Chechnya is coming into the limelight after the alleged Boston bombers brothers, Tamerlan and Dzhokhar Tsarnaev, were identified as Chechen.
So where and what is Chechnya?
Chechnya was part of the Soviet Union until its dissolution in 1991. Located on the northern side of some of Russia’s highest mountains, the Caucasus Mountains, it is part of what is commonly referred to as the northern ‘Caucasus’ region. Chechnya has approximately 1.3 million residents most of which are Muslim living on 6,600 square miles of land. Three languages dominate the region, Russian, English and the native Nochi Mott language. Chechnya has never been in favor with the Soviet Union so much so that dictator Joseph Stalin deported the entire population during World War II to Asia – over 100,000 Chechens died during the deportation.
Separatists have been fighting Russia for its independence since the early 1990’s. It is considered a deeply troubled part of the world, that has seen tens of thousands of killings and as a result many flee Chechnya as refugees. Chechnya is often listed as one of the most repressive countries along with North Korea and Burma.
It is believed many of the members of the Tsarnaev family were granted asylum in the U.S. as a result of the contentious situation in Chechnya. The country also has a terrible record on human rights.
The long legacy of violence in the country has created Chechen rebels for hire and ideological warriors. Many Islamic organizations have recruited Chechens to fight in regional hot zones like Bosnia in the 1990’s and Afghanistan currently. Chechen rebels have focused their acts of terror against their own people and Russians.
There are two horrific acts of terror that stand out amongst the countless acts of violence in the region. In 2004 Chechen rebels took over a school in the nearby town of Beslan for over three-days that resulted in the killing of 300 individuals most of which were children. In 2010 Chechen rebels claimed to have bombed a Moscow subway killing over 40 people.
Leaders of the movement for Chechen independence have become heroes to many including apparently the Tsarnaev family. Bombing suspect Dzhokhar shares his name with the first president of independent Chechnya, Dzhokhar Dudayev, a former Soviet military general.

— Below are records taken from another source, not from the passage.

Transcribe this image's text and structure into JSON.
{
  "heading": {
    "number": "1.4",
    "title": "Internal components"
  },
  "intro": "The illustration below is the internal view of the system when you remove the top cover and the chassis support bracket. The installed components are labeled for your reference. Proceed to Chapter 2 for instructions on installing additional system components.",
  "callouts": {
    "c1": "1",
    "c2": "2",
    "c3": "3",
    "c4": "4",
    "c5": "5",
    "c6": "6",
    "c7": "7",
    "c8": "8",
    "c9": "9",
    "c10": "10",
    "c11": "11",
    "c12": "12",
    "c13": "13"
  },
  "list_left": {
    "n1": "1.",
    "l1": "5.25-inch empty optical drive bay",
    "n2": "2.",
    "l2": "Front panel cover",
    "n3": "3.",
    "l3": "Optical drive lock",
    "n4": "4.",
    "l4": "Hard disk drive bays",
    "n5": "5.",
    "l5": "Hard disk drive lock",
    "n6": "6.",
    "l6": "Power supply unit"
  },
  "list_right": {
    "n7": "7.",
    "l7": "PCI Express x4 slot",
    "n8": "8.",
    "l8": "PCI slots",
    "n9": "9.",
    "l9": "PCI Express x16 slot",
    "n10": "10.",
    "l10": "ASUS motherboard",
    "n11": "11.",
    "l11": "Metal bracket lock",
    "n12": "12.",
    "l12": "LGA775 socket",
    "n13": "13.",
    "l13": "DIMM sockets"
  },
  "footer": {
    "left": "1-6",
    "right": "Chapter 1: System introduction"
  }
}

Since 2003 Russia imposed its will on Chechnya by creating the ‘Head of the Chechen Republic’ which serves as the ultimate ruler of the region and is required to be of Russian origins. Currently pro-Moscow Ramzan Kadyrov holds the office since 2007. Kadyrov immediately separated Chechnya from the allege bombers, blaming their American upbringing on their crime spree instead of their Chechen roots. This coming from a man who has a horrific human rights record, allegation of fiscal and sexual improprieties and approves of honor killings of women since they are deemed property of their husband.